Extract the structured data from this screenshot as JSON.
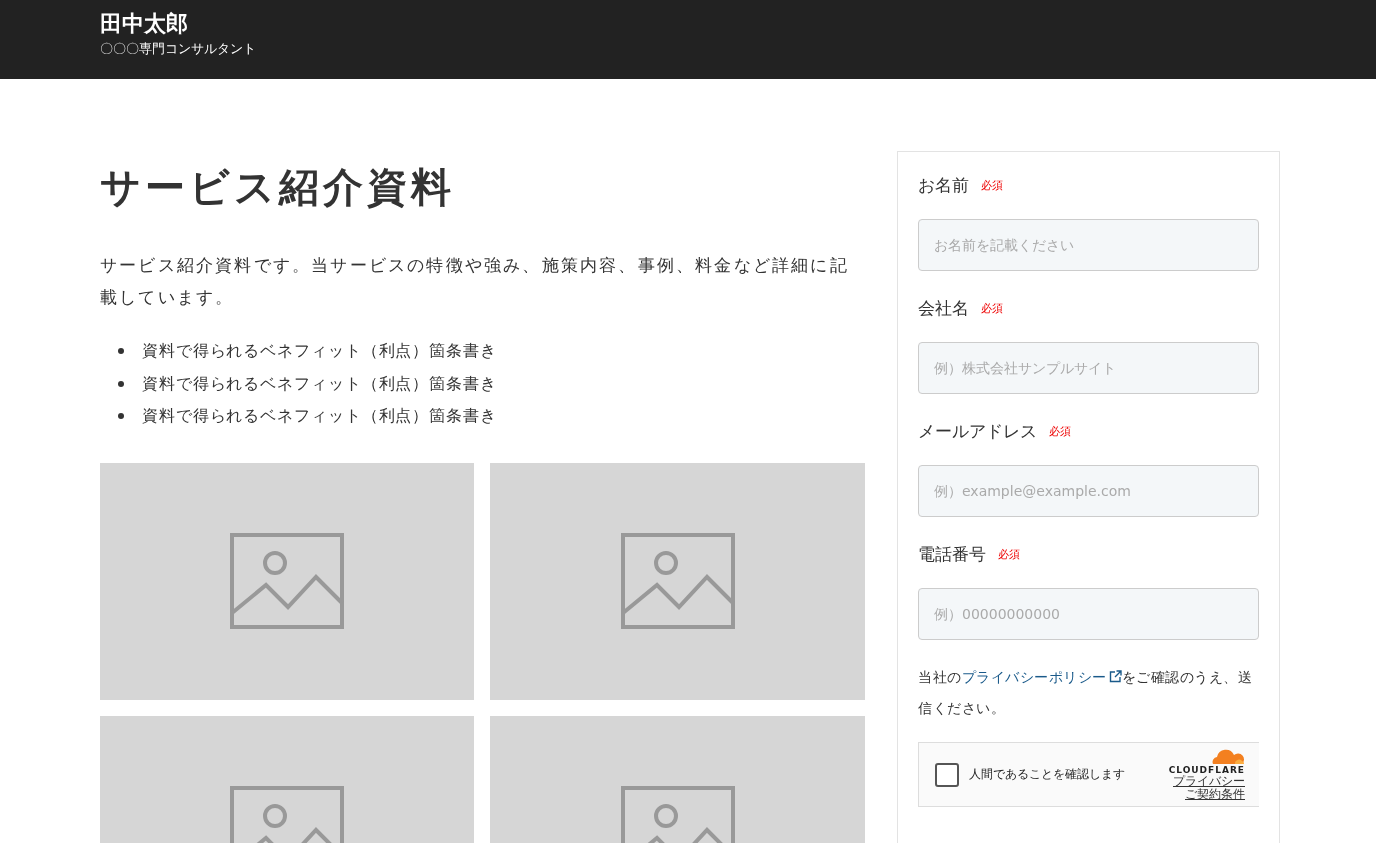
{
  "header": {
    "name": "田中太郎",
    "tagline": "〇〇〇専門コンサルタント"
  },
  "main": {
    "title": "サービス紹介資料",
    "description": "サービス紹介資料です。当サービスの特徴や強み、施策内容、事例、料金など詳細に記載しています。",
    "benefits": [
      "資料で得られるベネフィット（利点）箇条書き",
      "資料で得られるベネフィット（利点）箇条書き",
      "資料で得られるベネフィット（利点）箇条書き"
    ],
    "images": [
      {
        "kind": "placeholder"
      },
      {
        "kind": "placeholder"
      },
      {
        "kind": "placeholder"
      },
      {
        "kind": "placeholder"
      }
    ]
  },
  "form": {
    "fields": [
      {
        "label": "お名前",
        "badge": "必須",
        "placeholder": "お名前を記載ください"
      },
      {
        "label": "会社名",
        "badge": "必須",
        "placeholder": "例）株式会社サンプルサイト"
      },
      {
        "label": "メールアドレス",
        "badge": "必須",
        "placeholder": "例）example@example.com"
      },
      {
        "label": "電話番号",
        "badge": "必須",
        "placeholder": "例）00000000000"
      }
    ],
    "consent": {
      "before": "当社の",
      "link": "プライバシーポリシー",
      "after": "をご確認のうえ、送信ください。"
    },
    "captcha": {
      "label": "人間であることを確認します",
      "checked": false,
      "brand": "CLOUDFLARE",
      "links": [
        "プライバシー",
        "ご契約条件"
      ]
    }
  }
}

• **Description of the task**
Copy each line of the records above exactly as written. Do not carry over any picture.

• **Your solution**
Extract the structured data from this screenshot as JSON.
{
  "header": {
    "name": "田中太郎",
    "tagline": "〇〇〇専門コンサルタント"
  },
  "main": {
    "title": "サービス紹介資料",
    "description": "サービス紹介資料です。当サービスの特徴や強み、施策内容、事例、料金など詳細に記載しています。",
    "benefits": [
      "資料で得られるベネフィット（利点）箇条書き",
      "資料で得られるベネフィット（利点）箇条書き",
      "資料で得られるベネフィット（利点）箇条書き"
    ],
    "images": [
      {
        "kind": "placeholder"
      },
      {
        "kind": "placeholder"
      },
      {
        "kind": "placeholder"
      },
      {
        "kind": "placeholder"
      }
    ]
  },
  "form": {
    "fields": [
      {
        "label": "お名前",
        "badge": "必須",
        "placeholder": "お名前を記載ください"
      },
      {
        "label": "会社名",
        "badge": "必須",
        "placeholder": "例）株式会社サンプルサイト"
      },
      {
        "label": "メールアドレス",
        "badge": "必須",
        "placeholder": "例）example@example.com"
      },
      {
        "label": "電話番号",
        "badge": "必須",
        "placeholder": "例）00000000000"
      }
    ],
    "consent": {
      "before": "当社の",
      "link": "プライバシーポリシー",
      "after": "をご確認のうえ、送信ください。"
    },
    "captcha": {
      "label": "人間であることを確認します",
      "checked": false,
      "brand": "CLOUDFLARE",
      "links": [
        "プライバシー",
        "ご契約条件"
      ]
    }
  }
}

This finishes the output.